The effect of pretreatment with ischaemic preconditioning or cromakalim on perfusion in skeletal muscle during ischaemia-reperfusion injury
Seifalian A. M., Chaloupka K. *, Lohn J. W., Gürke L. *, Heberer M. *, Hamilton G.
From the Vascular Haemodynamic Laboratory, University Department of Surgery, Royal Free and University College Medical School, University College London and The Royal Free Hospital, London, UK
* Department for Surgical Research, University Hospital of Basel, Basel, Switzerland
Background. Ischaemia-induced damage of skeletal muscle may lead to side effects in orthopaedic and reconstructive surgery where tourniquet ischaemia is applied to ensure a bloodless operative field. In this study we investigated the effect of ischaemia-reperfusion injury with and without preconditioning by studying the skeletal muscle microcirculation. A further aim was to establish whether ischaemic preconditioning or pretreatment with cromakalim, a potassium channel opener reduces ischaemia-reperfusion injury.
Methods. Twenty-eight Wistar rats were randomised into four groups (n=7 per group). Group 1, control with no treatment; Group 2, two and a half hours tourniquet ischaemia followed by two hours of reperfusion to the left hindlimb. Furthermore, we pre-treated two groups prior to the ischaemia-reperfusion period; Group 3 with three short cycles of ischaemia-reperfusion (5’/5’) and Group 4 pre treated with cromakalim (100 µg/kg bw). We monitored the gastrocnemius muscle blood flow in vivo.

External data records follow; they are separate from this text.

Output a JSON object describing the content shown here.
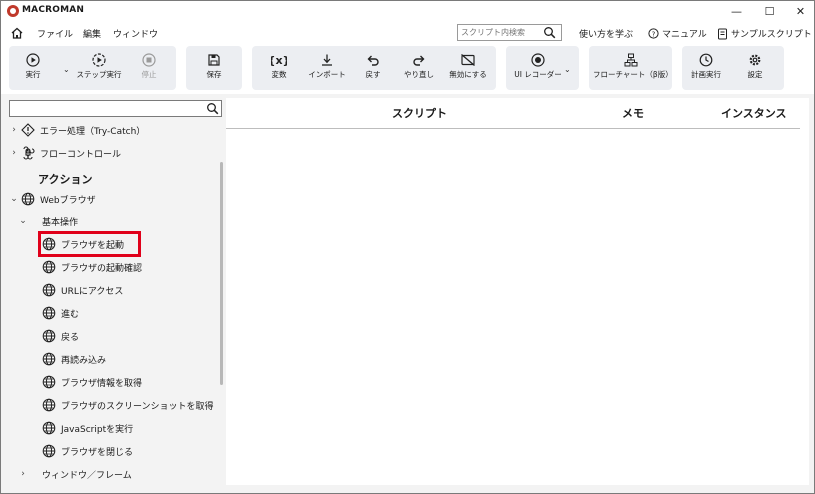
{
  "window": {
    "title": "MACROMAN",
    "controls": {
      "minimize": "—",
      "maximize": "☐",
      "close": "✕"
    }
  },
  "menubar": {
    "menus": [
      "ファイル",
      "編集",
      "ウィンドウ"
    ],
    "search": {
      "placeholder": "スクリプト内検索",
      "value": ""
    },
    "links": {
      "how_to": "使い方を学ぶ",
      "manual": "マニュアル",
      "samples": "サンプルスクリプト"
    }
  },
  "toolbar": {
    "run": "実行",
    "step_run": "ステップ実行",
    "stop": "停止",
    "save": "保存",
    "variable": "変数",
    "import": "インポート",
    "undo": "戻す",
    "redo": "やり直し",
    "disable": "無効にする",
    "ui_recorder": "UI レコーダー",
    "flowchart": "フローチャート（β版）",
    "schedule": "計画実行",
    "settings": "設定"
  },
  "leftpanel": {
    "search": {
      "placeholder": "",
      "value": ""
    },
    "tree": {
      "error_handling": "エラー処理（Try-Catch）",
      "flow_control": "フローコントロール",
      "actions_title": "アクション",
      "web_browser": "Webブラウザ",
      "basic_ops": "基本操作",
      "items": [
        "ブラウザを起動",
        "ブラウザの起動確認",
        "URLにアクセス",
        "進む",
        "戻る",
        "再読み込み",
        "ブラウザ情報を取得",
        "ブラウザのスクリーンショットを取得",
        "JavaScriptを実行",
        "ブラウザを閉じる"
      ],
      "window_frame": "ウィンドウ／フレーム"
    }
  },
  "mainpanel": {
    "columns": {
      "script": "スクリプト",
      "memo": "メモ",
      "instance": "インスタンス"
    }
  },
  "colors": {
    "highlight": "#e0001a",
    "toolbar_group_bg": "#eceef2"
  }
}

Results. There were no significant changes in the skeletal muscle microcirculation and temperature at the baseline in the four groups (p=0.110). In the ischaemic reperfusion, ischaemia preconditioning and cromakalim groups, the recorded skeletal muscle microcirculation during ischaemia decreased significantly (p<0.001) with respect to the baseline. In Group 2 the microcirculation recovered rapidly after release of the tourniquet, but was significantly lower (37% of baseline value, p<0.001) within two hours of reperfusion. In the ischaemia preconditioning group the microcirculation as in the ischaemia-reperfusion group recovered rapidly after release of the tourniquet, although failing to reach the baseline value within two hours of reperfusion. The mean microcirculation value of the left limb was slightly higher than Group 2 but significantly lower compared to the baseline after two hours of reperfusion (p<0.001). The change in the skeletal muscle microcirculation with cromakalim after two hours of reperfusion was not significant when compared to baseline values (p>0.05). The cromakalim group after two hours reperfusion had significantly higher microcirculation values when compared with Groups 2 and 3 (p<0.001). During ischaemia-reperfusion in Groups 2-4, there was no significant alteration in the systemic haemodynamic circulation.
Conclusions. This study supports the hypothesis that cromakalim reduces postischaemic skeletal muscle damage and reperfusion injury.